While walking on Ninety Mile Beach in the far north of New Zealand recently Clare Veltman spotted an object on the sand shaped like a large fishing lure with an antenna. The tag, used by scientists to track sharks, included the manufacturer’s details and a serial number.
“I knew what it was so I put it in my pack and decided to do something about it once I got to Kaitaia,” Clare said.
The study is trying to determine whether the way sharks are caught and released makes a difference to their survival.
“This is the first tag out of 75 that have been deployed that has been returned to us since the study began in May last year,” said NIWA shark researcher Warrick Lyon. “It provides us with really detailed information that we wouldn’t otherwise have.”
The tag was deployed on a 2.5m mako shark by a fisheries observer aboard a tuna longline vessel working off New Caledonia on July 3. The shark was then released, and swam to New Zealand.
A steel pin in the tag is designed to corrode after 60 days, allowing it to float to the surface from where it starts broadcasting data to a satellite system.
“The information we get from the tags includes a daily report of minimum and maximum water temperatures, and maximum depth of the shark while the tag was attached.
If we get the tag back, we can retrieve much higher resolution data at ten minute intervals. That level of detail is far more valuable and very exciting.”
There is a $200 reward for the return of the tags which Clare Veltman used to upgrade her sleeping mat for her trekking.
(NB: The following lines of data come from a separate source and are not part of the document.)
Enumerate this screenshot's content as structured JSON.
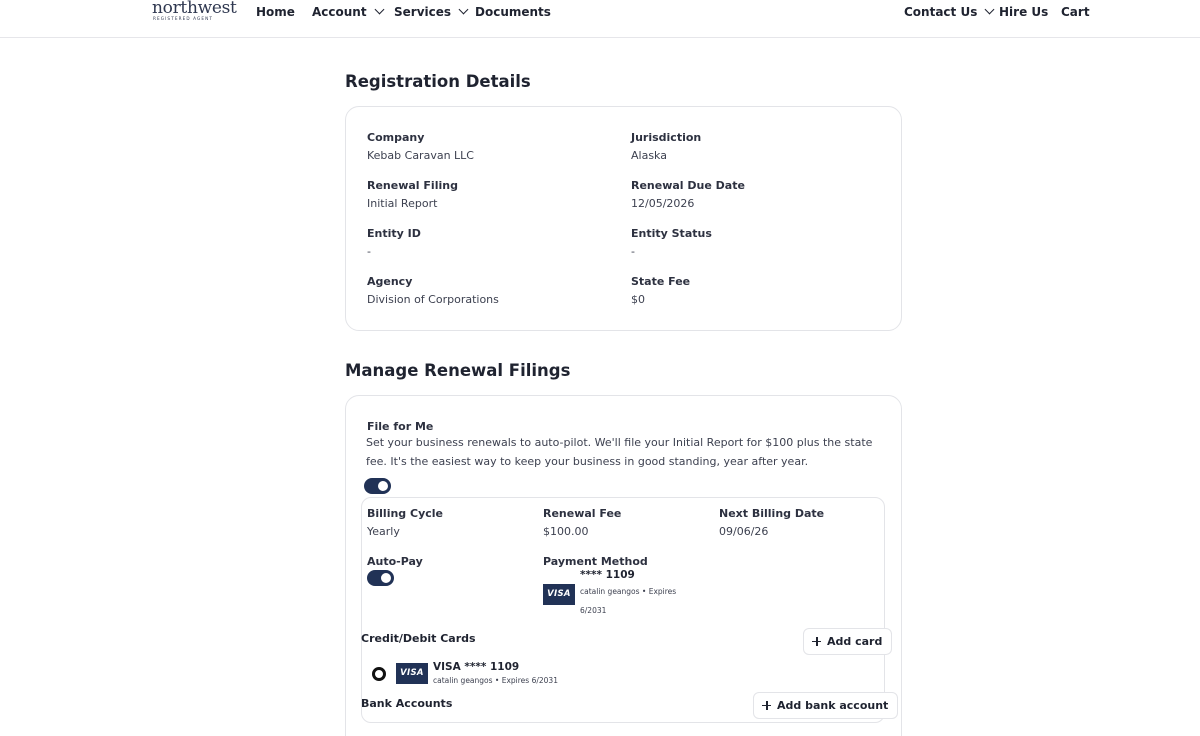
{
  "header": {
    "logo_text": "northwest",
    "logo_subtext": "REGISTERED AGENT",
    "nav": {
      "home": "Home",
      "account": "Account",
      "services": "Services",
      "documents": "Documents",
      "contact_us": "Contact Us",
      "hire_us": "Hire Us",
      "cart": "Cart"
    }
  },
  "registration": {
    "title": "Registration Details",
    "company": {
      "label": "Company",
      "value": "Kebab Caravan LLC"
    },
    "jurisdiction": {
      "label": "Jurisdiction",
      "value": "Alaska"
    },
    "renewal_filing": {
      "label": "Renewal Filing",
      "value": "Initial Report"
    },
    "renewal_due_date": {
      "label": "Renewal Due Date",
      "value": "12/05/2026"
    },
    "entity_id": {
      "label": "Entity ID",
      "value": "-"
    },
    "entity_status": {
      "label": "Entity Status",
      "value": "-"
    },
    "agency": {
      "label": "Agency",
      "value": "Division of Corporations"
    },
    "state_fee": {
      "label": "State Fee",
      "value": "$0"
    }
  },
  "renewal": {
    "title": "Manage Renewal Filings",
    "file_for_me": {
      "label": "File for Me",
      "description": "Set your business renewals to auto-pilot. We'll file your Initial Report for $100 plus the state fee. It's the easiest way to keep your business in good standing, year after year.",
      "enabled": true
    },
    "billing_cycle": {
      "label": "Billing Cycle",
      "value": "Yearly"
    },
    "renewal_fee": {
      "label": "Renewal Fee",
      "value": "$100.00"
    },
    "next_billing_date": {
      "label": "Next Billing Date",
      "value": "09/06/26"
    },
    "auto_pay": {
      "label": "Auto-Pay",
      "enabled": true
    },
    "payment_method": {
      "label": "Payment Method",
      "brand": "VISA",
      "masked": "**** 1109",
      "holder_expiry": "catalin geangos • Expires",
      "expiry": "6/2031"
    },
    "cards": {
      "heading": "Credit/Debit Cards",
      "add_label": "Add card",
      "items": [
        {
          "brand": "VISA",
          "title": "VISA **** 1109",
          "detail": "catalin geangos • Expires 6/2031",
          "selected": true
        }
      ]
    },
    "bank": {
      "heading": "Bank Accounts",
      "add_label": "Add bank account"
    }
  },
  "colors": {
    "accent": "#213256",
    "text": "#1f2330",
    "border": "#e3e4e8"
  }
}
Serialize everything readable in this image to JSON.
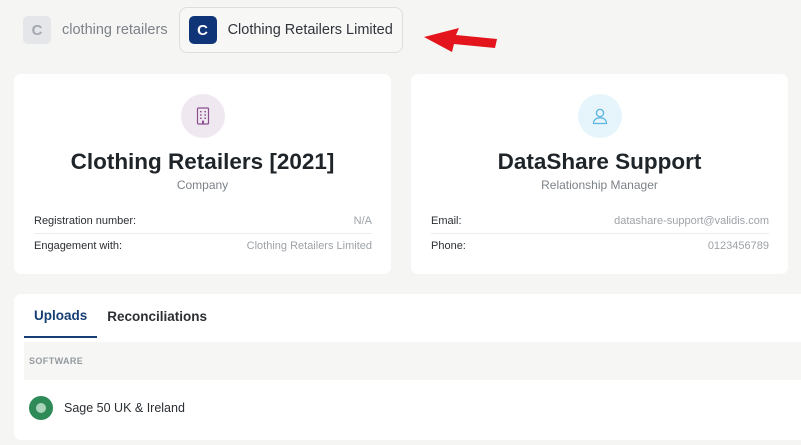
{
  "switcher": {
    "inactive": {
      "initial": "C",
      "name": "clothing retailers"
    },
    "active": {
      "initial": "C",
      "name": "Clothing Retailers Limited"
    }
  },
  "company_card": {
    "title": "Clothing Retailers [2021]",
    "subtitle": "Company",
    "rows": [
      {
        "label": "Registration number:",
        "value": "N/A"
      },
      {
        "label": "Engagement with:",
        "value": "Clothing Retailers Limited"
      }
    ]
  },
  "manager_card": {
    "title": "DataShare Support",
    "subtitle": "Relationship Manager",
    "rows": [
      {
        "label": "Email:",
        "value": "datashare-support@validis.com"
      },
      {
        "label": "Phone:",
        "value": "0123456789"
      }
    ]
  },
  "tabs": [
    {
      "label": "Uploads",
      "active": true
    },
    {
      "label": "Reconciliations",
      "active": false
    }
  ],
  "table": {
    "column": "SOFTWARE",
    "rows": [
      {
        "software": "Sage 50 UK & Ireland",
        "status": "connected"
      }
    ]
  },
  "colors": {
    "active_badge": "#0f3578",
    "tab_active": "#153f74",
    "status_green": "#2e8b57",
    "arrow": "#e3141b"
  },
  "icons": {
    "company": "building-icon",
    "manager": "user-icon",
    "annotation": "red-arrow-icon"
  }
}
Mr Lyon says there is at least one tag somewhere at Lottin Point, Cape Runaway waiting to be found.